- **LISTED RECORDS**
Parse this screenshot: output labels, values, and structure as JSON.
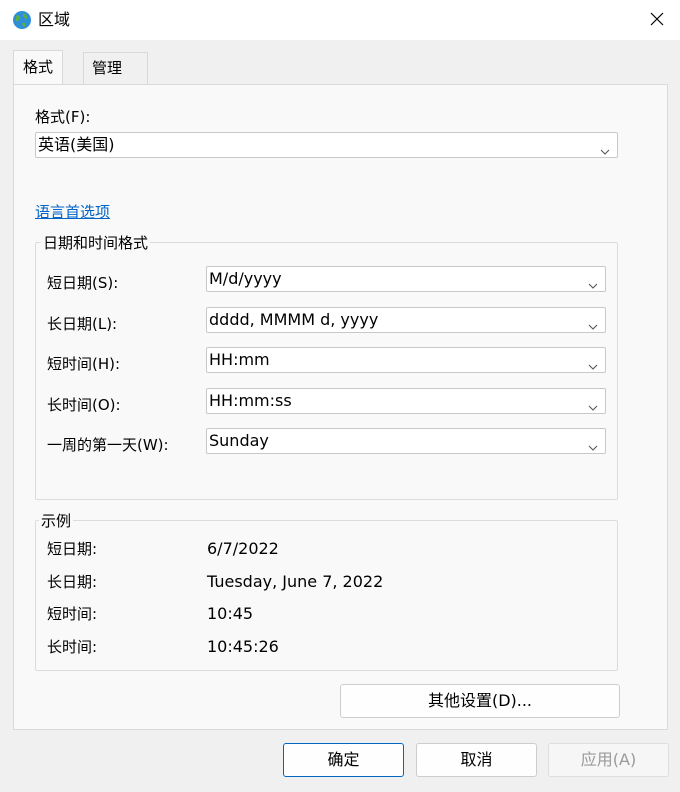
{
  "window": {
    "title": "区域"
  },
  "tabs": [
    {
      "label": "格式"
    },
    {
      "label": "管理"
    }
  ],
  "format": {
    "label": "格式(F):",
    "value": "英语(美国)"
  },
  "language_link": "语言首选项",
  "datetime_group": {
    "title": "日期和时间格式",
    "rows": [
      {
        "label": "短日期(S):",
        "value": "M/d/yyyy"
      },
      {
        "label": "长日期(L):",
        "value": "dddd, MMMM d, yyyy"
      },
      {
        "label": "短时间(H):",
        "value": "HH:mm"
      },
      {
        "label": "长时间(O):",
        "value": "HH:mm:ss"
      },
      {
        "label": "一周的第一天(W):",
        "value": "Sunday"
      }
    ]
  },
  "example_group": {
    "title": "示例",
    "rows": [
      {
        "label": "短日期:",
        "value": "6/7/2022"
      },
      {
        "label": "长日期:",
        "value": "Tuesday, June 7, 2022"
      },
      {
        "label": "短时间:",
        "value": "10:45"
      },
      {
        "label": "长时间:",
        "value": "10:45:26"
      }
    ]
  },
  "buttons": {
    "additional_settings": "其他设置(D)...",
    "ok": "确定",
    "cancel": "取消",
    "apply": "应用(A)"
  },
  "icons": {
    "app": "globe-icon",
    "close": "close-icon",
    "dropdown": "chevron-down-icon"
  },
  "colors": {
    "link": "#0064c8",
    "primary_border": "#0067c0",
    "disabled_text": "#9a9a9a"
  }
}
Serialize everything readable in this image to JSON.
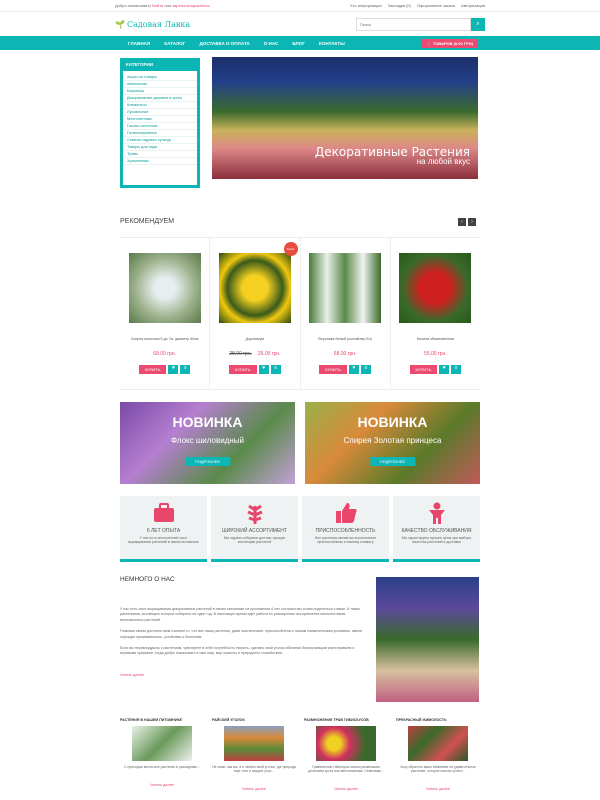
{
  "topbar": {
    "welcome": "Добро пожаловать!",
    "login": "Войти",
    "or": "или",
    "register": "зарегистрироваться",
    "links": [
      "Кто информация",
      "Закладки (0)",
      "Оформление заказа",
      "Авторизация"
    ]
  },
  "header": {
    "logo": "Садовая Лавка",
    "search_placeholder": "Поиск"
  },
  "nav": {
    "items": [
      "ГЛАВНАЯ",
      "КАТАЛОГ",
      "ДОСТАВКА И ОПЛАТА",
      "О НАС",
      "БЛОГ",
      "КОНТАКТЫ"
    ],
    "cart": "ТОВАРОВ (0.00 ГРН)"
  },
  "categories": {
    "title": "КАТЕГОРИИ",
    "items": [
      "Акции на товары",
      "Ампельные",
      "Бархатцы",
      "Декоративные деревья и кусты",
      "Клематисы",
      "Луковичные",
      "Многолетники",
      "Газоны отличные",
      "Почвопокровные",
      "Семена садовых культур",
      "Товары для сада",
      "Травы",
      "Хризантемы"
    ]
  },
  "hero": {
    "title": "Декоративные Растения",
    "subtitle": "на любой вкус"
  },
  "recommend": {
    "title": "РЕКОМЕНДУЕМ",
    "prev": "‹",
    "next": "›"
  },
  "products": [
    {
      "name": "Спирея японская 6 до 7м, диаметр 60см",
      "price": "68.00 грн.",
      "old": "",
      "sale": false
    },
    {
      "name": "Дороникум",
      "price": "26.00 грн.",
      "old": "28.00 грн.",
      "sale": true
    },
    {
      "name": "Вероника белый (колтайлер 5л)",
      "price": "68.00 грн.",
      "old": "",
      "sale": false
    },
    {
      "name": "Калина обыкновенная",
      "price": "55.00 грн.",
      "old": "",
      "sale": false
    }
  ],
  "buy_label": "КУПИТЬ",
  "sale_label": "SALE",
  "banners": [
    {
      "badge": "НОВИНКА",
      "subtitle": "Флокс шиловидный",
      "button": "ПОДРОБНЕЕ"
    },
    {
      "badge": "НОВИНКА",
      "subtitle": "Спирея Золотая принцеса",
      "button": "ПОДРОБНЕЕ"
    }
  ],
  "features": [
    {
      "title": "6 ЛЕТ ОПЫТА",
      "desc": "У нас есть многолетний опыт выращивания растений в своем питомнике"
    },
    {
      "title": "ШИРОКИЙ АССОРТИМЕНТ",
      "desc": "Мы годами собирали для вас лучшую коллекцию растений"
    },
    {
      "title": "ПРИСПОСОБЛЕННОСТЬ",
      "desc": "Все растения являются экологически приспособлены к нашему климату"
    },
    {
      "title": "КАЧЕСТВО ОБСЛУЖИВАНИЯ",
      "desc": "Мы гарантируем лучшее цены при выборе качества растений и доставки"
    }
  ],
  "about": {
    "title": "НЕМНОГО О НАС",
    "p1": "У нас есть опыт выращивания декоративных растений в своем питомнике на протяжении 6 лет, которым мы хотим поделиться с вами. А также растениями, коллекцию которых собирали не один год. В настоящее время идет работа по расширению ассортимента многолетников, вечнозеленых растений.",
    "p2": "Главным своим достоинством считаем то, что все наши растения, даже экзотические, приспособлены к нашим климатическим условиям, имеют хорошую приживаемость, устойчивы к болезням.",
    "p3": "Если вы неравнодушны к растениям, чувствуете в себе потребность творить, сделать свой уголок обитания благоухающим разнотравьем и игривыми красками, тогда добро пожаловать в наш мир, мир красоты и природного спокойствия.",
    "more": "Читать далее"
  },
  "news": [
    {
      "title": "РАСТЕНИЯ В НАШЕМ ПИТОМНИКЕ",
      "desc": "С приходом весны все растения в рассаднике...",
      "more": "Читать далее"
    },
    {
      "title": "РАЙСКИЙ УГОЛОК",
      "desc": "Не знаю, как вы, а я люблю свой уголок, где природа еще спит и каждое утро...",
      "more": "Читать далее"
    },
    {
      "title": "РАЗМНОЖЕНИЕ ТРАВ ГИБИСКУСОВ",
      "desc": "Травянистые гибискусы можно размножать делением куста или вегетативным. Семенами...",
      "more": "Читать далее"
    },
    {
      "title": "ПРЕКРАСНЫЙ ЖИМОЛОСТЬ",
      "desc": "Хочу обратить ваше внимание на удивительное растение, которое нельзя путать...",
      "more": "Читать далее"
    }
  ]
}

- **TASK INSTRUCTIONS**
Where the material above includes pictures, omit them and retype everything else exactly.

- **PROBLEM SOLUTION**
Parse this screenshot: output labels, values, and structure as JSON.
{
  "window": {
    "title": "区域"
  },
  "tabs": [
    {
      "label": "格式"
    },
    {
      "label": "管理"
    }
  ],
  "format": {
    "label": "格式(F):",
    "value": "英语(美国)"
  },
  "language_link": "语言首选项",
  "datetime_group": {
    "title": "日期和时间格式",
    "rows": [
      {
        "label": "短日期(S):",
        "value": "M/d/yyyy"
      },
      {
        "label": "长日期(L):",
        "value": "dddd, MMMM d, yyyy"
      },
      {
        "label": "短时间(H):",
        "value": "HH:mm"
      },
      {
        "label": "长时间(O):",
        "value": "HH:mm:ss"
      },
      {
        "label": "一周的第一天(W):",
        "value": "Sunday"
      }
    ]
  },
  "example_group": {
    "title": "示例",
    "rows": [
      {
        "label": "短日期:",
        "value": "6/7/2022"
      },
      {
        "label": "长日期:",
        "value": "Tuesday, June 7, 2022"
      },
      {
        "label": "短时间:",
        "value": "10:45"
      },
      {
        "label": "长时间:",
        "value": "10:45:26"
      }
    ]
  },
  "buttons": {
    "additional_settings": "其他设置(D)...",
    "ok": "确定",
    "cancel": "取消",
    "apply": "应用(A)"
  },
  "icons": {
    "app": "globe-icon",
    "close": "close-icon",
    "dropdown": "chevron-down-icon"
  },
  "colors": {
    "link": "#0064c8",
    "primary_border": "#0067c0",
    "disabled_text": "#9a9a9a"
  }
}
Serialize everything readable in this image to JSON.
{
  "topbar": {
    "welcome": "Добро пожаловать!",
    "login": "Войти",
    "or": "или",
    "register": "зарегистрироваться",
    "links": [
      "Кто информация",
      "Закладки (0)",
      "Оформление заказа",
      "Авторизация"
    ]
  },
  "header": {
    "logo": "Садовая Лавка",
    "search_placeholder": "Поиск"
  },
  "nav": {
    "items": [
      "ГЛАВНАЯ",
      "КАТАЛОГ",
      "ДОСТАВКА И ОПЛАТА",
      "О НАС",
      "БЛОГ",
      "КОНТАКТЫ"
    ],
    "cart": "ТОВАРОВ (0.00 ГРН)"
  },
  "categories": {
    "title": "КАТЕГОРИИ",
    "items": [
      "Акции на товары",
      "Ампельные",
      "Бархатцы",
      "Декоративные деревья и кусты",
      "Клематисы",
      "Луковичные",
      "Многолетники",
      "Газоны отличные",
      "Почвопокровные",
      "Семена садовых культур",
      "Товары для сада",
      "Травы",
      "Хризантемы"
    ]
  },
  "hero": {
    "title": "Декоративные Растения",
    "subtitle": "на любой вкус"
  },
  "recommend": {
    "title": "РЕКОМЕНДУЕМ",
    "prev": "‹",
    "next": "›"
  },
  "products": [
    {
      "name": "Спирея японская 6 до 7м, диаметр 60см",
      "price": "68.00 грн.",
      "old": "",
      "sale": false
    },
    {
      "name": "Дороникум",
      "price": "26.00 грн.",
      "old": "28.00 грн.",
      "sale": true
    },
    {
      "name": "Вероника белый (колтайлер 5л)",
      "price": "68.00 грн.",
      "old": "",
      "sale": false
    },
    {
      "name": "Калина обыкновенная",
      "price": "55.00 грн.",
      "old": "",
      "sale": false
    }
  ],
  "buy_label": "КУПИТЬ",
  "sale_label": "SALE",
  "banners": [
    {
      "badge": "НОВИНКА",
      "subtitle": "Флокс шиловидный",
      "button": "ПОДРОБНЕЕ"
    },
    {
      "badge": "НОВИНКА",
      "subtitle": "Спирея Золотая принцеса",
      "button": "ПОДРОБНЕЕ"
    }
  ],
  "features": [
    {
      "title": "6 ЛЕТ ОПЫТА",
      "desc": "У нас есть многолетний опыт выращивания растений в своем питомнике"
    },
    {
      "title": "ШИРОКИЙ АССОРТИМЕНТ",
      "desc": "Мы годами собирали для вас лучшую коллекцию растений"
    },
    {
      "title": "ПРИСПОСОБЛЕННОСТЬ",
      "desc": "Все растения являются экологически приспособлены к нашему климату"
    },
    {
      "title": "КАЧЕСТВО ОБСЛУЖИВАНИЯ",
      "desc": "Мы гарантируем лучшее цены при выборе качества растений и доставки"
    }
  ],
  "about": {
    "title": "НЕМНОГО О НАС",
    "p1": "У нас есть опыт выращивания декоративных растений в своем питомнике на протяжении 6 лет, которым мы хотим поделиться с вами. А также растениями, коллекцию которых собирали не один год. В настоящее время идет работа по расширению ассортимента многолетников, вечнозеленых растений.",
    "p2": "Главным своим достоинством считаем то, что все наши растения, даже экзотические, приспособлены к нашим климатическим условиям, имеют хорошую приживаемость, устойчивы к болезням.",
    "p3": "Если вы неравнодушны к растениям, чувствуете в себе потребность творить, сделать свой уголок обитания благоухающим разнотравьем и игривыми красками, тогда добро пожаловать в наш мир, мир красоты и природного спокойствия.",
    "more": "Читать далее"
  },
  "news": [
    {
      "title": "РАСТЕНИЯ В НАШЕМ ПИТОМНИКЕ",
      "desc": "С приходом весны все растения в рассаднике...",
      "more": "Читать далее"
    },
    {
      "title": "РАЙСКИЙ УГОЛОК",
      "desc": "Не знаю, как вы, а я люблю свой уголок, где природа еще спит и каждое утро...",
      "more": "Читать далее"
    },
    {
      "title": "РАЗМНОЖЕНИЕ ТРАВ ГИБИСКУСОВ",
      "desc": "Травянистые гибискусы можно размножать делением куста или вегетативным. Семенами...",
      "more": "Читать далее"
    },
    {
      "title": "ПРЕКРАСНЫЙ ЖИМОЛОСТЬ",
      "desc": "Хочу обратить ваше внимание на удивительное растение, которое нельзя путать...",
      "more": "Читать далее"
    }
  ]
}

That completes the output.